# About this exercise:
Go through the records and copy each line where the word "subtitle" occurs.

# Data section:
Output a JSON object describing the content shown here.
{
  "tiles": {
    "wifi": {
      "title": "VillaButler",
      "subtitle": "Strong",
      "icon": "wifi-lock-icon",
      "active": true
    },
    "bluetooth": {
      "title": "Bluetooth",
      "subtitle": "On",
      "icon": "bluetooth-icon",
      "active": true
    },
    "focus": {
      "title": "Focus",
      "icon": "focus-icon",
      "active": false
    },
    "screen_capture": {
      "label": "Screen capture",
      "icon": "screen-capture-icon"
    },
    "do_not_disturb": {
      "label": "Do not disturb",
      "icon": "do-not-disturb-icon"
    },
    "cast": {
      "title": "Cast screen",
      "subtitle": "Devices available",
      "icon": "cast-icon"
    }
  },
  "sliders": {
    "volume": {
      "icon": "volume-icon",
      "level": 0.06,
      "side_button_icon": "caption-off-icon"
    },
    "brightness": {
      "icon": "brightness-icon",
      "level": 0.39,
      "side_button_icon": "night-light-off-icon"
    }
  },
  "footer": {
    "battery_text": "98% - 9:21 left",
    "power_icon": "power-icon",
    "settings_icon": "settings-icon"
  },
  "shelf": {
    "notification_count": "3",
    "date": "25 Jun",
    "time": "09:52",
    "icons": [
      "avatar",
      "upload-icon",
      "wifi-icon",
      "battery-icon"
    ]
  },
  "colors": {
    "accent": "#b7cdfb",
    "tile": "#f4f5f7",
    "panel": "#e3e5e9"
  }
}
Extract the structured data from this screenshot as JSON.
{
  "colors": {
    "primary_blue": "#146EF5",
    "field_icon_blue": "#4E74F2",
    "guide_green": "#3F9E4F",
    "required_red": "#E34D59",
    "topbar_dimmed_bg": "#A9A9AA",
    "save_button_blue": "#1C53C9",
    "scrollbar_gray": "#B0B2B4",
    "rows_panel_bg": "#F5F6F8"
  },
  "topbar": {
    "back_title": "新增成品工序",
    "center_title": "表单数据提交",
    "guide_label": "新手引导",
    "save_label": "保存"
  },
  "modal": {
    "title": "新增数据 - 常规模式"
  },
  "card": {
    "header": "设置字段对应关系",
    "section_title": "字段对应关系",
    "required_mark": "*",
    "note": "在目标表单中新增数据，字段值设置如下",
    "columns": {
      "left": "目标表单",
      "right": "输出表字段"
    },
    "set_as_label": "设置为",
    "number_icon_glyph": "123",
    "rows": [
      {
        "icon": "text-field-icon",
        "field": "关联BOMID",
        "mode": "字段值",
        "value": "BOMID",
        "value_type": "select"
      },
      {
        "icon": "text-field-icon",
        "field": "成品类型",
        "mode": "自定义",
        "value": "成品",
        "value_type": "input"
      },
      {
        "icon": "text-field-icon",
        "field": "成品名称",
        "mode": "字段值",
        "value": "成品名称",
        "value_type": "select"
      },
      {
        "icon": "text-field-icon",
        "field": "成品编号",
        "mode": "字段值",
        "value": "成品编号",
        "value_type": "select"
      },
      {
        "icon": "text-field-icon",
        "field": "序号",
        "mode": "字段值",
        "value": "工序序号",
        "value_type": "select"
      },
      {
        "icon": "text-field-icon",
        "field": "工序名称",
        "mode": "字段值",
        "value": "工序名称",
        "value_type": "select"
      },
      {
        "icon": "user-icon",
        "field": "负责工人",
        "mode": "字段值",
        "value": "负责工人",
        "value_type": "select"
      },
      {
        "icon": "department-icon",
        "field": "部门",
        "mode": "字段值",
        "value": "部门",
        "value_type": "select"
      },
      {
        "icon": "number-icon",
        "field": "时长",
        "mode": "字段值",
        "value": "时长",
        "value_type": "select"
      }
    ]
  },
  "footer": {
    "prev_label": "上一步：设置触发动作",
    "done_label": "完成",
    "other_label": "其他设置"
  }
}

# Answer to this problem:
      "subtitle": "Strong",
      "subtitle": "On",
      "subtitle": "Devices available",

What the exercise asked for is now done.